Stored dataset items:
****

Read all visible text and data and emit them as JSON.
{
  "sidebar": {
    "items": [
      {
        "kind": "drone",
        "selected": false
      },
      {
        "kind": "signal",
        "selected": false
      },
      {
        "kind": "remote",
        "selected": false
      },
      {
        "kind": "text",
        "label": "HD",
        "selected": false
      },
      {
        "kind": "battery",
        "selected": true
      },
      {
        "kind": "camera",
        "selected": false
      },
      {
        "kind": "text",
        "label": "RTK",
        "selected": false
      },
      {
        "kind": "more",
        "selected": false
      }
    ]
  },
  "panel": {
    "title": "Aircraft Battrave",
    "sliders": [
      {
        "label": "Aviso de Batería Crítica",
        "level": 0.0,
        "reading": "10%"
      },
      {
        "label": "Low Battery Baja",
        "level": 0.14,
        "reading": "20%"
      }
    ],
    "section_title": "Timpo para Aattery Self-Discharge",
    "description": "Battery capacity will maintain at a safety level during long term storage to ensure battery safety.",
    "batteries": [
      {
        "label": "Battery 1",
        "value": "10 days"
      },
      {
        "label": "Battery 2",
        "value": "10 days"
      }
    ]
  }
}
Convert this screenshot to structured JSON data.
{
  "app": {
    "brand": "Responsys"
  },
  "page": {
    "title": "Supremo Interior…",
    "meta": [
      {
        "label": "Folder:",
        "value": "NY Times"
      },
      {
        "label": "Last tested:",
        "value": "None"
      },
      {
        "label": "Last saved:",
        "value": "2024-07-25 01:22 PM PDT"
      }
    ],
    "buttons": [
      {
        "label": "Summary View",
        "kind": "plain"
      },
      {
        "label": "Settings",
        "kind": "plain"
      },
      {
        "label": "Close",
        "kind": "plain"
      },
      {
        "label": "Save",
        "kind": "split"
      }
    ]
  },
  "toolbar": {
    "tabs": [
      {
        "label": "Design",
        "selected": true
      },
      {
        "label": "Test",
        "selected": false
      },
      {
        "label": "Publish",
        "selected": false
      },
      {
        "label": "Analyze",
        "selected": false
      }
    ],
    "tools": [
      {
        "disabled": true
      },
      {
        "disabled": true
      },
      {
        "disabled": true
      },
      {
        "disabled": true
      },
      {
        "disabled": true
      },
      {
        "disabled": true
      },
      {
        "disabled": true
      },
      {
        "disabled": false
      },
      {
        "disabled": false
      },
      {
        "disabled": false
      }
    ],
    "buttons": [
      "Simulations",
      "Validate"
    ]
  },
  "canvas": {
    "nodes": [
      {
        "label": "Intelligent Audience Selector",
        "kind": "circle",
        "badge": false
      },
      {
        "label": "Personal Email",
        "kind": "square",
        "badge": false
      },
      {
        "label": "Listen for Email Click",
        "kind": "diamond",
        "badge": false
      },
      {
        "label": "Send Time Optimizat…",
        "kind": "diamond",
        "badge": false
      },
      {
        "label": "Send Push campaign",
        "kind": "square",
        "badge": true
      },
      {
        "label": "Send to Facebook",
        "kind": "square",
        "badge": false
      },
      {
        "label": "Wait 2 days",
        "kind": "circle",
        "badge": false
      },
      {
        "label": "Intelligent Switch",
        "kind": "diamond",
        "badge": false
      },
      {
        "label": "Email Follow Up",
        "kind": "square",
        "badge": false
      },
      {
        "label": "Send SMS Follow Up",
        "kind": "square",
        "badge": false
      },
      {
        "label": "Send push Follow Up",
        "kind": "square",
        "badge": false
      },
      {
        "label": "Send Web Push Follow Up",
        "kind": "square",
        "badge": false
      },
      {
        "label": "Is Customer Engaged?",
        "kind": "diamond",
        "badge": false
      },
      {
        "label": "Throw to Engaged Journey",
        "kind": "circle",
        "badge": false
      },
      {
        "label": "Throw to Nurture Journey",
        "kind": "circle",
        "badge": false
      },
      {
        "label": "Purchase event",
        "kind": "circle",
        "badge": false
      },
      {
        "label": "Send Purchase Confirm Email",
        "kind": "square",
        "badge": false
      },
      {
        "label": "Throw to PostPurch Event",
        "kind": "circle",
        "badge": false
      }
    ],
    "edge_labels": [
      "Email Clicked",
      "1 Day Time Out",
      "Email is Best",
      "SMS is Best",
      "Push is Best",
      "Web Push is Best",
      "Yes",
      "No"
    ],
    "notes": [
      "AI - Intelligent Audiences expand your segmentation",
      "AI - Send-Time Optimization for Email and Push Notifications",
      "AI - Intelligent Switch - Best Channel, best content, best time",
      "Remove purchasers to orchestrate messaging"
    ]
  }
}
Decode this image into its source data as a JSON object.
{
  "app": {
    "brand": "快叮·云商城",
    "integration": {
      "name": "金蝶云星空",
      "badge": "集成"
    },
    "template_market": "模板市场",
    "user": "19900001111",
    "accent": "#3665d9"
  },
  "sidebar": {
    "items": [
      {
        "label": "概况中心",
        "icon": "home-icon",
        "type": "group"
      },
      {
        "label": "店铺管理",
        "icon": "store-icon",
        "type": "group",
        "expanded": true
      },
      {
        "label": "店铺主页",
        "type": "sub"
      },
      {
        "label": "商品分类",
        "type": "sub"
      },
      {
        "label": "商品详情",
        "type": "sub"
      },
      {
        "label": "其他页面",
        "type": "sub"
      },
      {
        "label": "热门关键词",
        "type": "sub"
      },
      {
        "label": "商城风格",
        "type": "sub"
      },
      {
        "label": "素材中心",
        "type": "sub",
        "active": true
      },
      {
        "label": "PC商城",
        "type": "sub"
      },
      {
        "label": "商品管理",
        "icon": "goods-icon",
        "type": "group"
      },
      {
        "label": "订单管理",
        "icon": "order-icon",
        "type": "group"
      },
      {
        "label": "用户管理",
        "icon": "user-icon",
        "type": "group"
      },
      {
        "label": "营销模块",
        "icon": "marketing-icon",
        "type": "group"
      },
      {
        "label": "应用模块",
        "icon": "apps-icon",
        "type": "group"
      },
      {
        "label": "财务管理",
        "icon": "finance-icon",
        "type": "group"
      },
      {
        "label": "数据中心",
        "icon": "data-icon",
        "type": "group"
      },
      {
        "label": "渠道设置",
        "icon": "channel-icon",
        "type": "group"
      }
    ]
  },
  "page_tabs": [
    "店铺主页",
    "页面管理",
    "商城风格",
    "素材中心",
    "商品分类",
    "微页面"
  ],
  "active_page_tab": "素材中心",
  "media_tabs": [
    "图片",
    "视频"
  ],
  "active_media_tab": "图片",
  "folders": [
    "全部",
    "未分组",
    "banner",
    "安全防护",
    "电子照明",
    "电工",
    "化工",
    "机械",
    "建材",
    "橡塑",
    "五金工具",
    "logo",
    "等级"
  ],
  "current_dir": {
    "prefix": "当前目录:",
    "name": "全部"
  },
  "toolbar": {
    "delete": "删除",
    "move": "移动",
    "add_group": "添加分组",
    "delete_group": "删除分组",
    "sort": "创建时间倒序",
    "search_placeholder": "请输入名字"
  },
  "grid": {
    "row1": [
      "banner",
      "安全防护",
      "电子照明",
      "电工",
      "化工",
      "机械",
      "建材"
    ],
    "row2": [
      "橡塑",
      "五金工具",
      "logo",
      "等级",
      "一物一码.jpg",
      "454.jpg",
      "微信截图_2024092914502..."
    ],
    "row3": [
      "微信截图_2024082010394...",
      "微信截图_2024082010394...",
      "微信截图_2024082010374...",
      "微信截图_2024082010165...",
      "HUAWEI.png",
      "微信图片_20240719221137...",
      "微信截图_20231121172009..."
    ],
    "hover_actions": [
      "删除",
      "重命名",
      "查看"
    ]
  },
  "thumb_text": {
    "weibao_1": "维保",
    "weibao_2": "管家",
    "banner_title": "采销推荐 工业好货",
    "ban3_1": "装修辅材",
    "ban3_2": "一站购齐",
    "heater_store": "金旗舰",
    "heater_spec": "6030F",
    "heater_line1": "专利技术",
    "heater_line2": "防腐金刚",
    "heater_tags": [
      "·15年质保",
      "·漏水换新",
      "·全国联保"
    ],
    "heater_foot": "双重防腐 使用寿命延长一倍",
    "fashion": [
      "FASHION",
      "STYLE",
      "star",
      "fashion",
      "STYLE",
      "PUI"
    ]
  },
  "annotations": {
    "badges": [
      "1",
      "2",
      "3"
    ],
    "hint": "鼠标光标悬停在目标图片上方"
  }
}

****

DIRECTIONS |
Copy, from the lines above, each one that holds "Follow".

TASK RESPONSE |
        "label": "Email Follow Up",
        "label": "Send SMS Follow Up",
        "label": "Send push Follow Up",
        "label": "Send Web Push Follow Up",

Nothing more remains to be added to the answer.